World Oil, Metal Prices Boost Kazakh Economy

ASTANA, Kazakhstan -- Commodity exports will propel Kazakhstan's economy 3 percent to 4 percent up in 2000 but financial and structural reform is needed to kick-start growth in other sectors, Prime Minister Kasymzhomart Tokayev said Wednesday.

"From the start of the year we have felt this confidence that we are entering a new phase of stability and growth," Tokayev said in an interview. "The optimism is based on the situation on international markets."

Kazakhstan, which relies mostly on raw material exports to make ends meet, is currently basking in the glow of higher commodity prices, with oil standing at nearly $25 a barrel compared with $10 a year ago. Metals prices, too, are higher.

But after-affects still linger from weak export values and the collapse of the Russian currency in 1998, and the once promising economy of the former Soviet state has foundered since then, revealing basic structural weaknesses.

In particular, the crisis showed up Kazakhstan's dependence on raw materials which have received more than 80 percent of investments channeled into the country since 1991, while agriculture and other industries have languished.

Tokayev acknowledged that much needed to be done if the country was to enter the lane of fast growth.

"We need to move from just plugging budget gaps to real economic development. Our strategic aim now is to cut our dependence on commodities exports."

Wiping out unemployment, boosting agriculture and local processing industries together with reforming the legal and banking framework and financing some import substitution projects would be among tasks for 2000, he said.

The scenario was different when Tokayev took office in October. The 46-year-old former foreign minister is credited with crafting Kazakhstan's finely-balanced foreign policy, but analysts questioned his economic credentials for the new job.

However, the situation has improved since. The economy grew by 1 percent in 1999, and industrial output on the back of the tenge devaluation rose 6.9 percent in the last quarter.

Tokayev admitted efforts to diversify would be financed, at least initially, through energy and borrowing on capital markets.

He also vowed to keep privatization on course and said there could be no turning back to the past despite difficulties.

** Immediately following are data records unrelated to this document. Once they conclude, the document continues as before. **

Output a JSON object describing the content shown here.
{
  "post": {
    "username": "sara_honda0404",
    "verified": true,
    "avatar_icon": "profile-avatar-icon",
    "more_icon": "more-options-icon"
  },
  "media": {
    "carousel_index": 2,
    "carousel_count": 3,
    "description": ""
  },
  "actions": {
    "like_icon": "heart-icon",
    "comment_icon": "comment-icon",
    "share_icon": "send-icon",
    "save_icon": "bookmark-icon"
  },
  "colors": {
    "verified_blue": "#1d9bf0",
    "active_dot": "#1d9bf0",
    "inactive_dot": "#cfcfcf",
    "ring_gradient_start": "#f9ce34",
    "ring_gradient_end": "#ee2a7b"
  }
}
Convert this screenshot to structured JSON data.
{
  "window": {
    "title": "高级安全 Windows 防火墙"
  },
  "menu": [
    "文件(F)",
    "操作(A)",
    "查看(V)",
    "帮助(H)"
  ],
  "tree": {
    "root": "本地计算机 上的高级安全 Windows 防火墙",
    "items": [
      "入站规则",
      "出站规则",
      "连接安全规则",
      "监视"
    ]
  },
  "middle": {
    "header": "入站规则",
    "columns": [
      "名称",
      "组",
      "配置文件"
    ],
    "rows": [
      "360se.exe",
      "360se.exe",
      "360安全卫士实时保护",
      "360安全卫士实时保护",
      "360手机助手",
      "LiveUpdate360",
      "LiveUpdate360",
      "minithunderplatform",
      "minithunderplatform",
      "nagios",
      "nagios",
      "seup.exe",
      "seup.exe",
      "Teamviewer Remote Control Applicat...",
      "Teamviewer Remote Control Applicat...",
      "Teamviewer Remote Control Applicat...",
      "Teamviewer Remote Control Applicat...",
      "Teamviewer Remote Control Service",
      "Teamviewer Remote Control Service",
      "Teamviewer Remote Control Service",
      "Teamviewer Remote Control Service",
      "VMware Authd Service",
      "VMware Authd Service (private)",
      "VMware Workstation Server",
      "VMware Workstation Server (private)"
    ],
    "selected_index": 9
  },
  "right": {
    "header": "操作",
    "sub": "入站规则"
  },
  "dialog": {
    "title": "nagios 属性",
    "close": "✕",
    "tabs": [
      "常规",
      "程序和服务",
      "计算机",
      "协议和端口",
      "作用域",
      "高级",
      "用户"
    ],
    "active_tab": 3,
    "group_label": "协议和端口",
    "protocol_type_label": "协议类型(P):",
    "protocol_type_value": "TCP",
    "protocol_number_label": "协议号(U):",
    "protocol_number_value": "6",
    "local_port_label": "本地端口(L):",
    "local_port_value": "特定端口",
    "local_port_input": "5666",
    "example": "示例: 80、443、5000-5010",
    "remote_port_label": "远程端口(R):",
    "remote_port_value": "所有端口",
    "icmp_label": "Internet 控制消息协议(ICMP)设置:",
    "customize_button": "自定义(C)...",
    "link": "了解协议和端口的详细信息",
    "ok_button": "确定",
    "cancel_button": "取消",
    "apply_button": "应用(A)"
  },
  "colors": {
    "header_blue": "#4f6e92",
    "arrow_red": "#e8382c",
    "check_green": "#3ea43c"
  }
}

"Under no circumstances will privatization results be reversed, even when they were flawed," he said.

"Kazakhstan must learn from past errors and we can only go forward from here."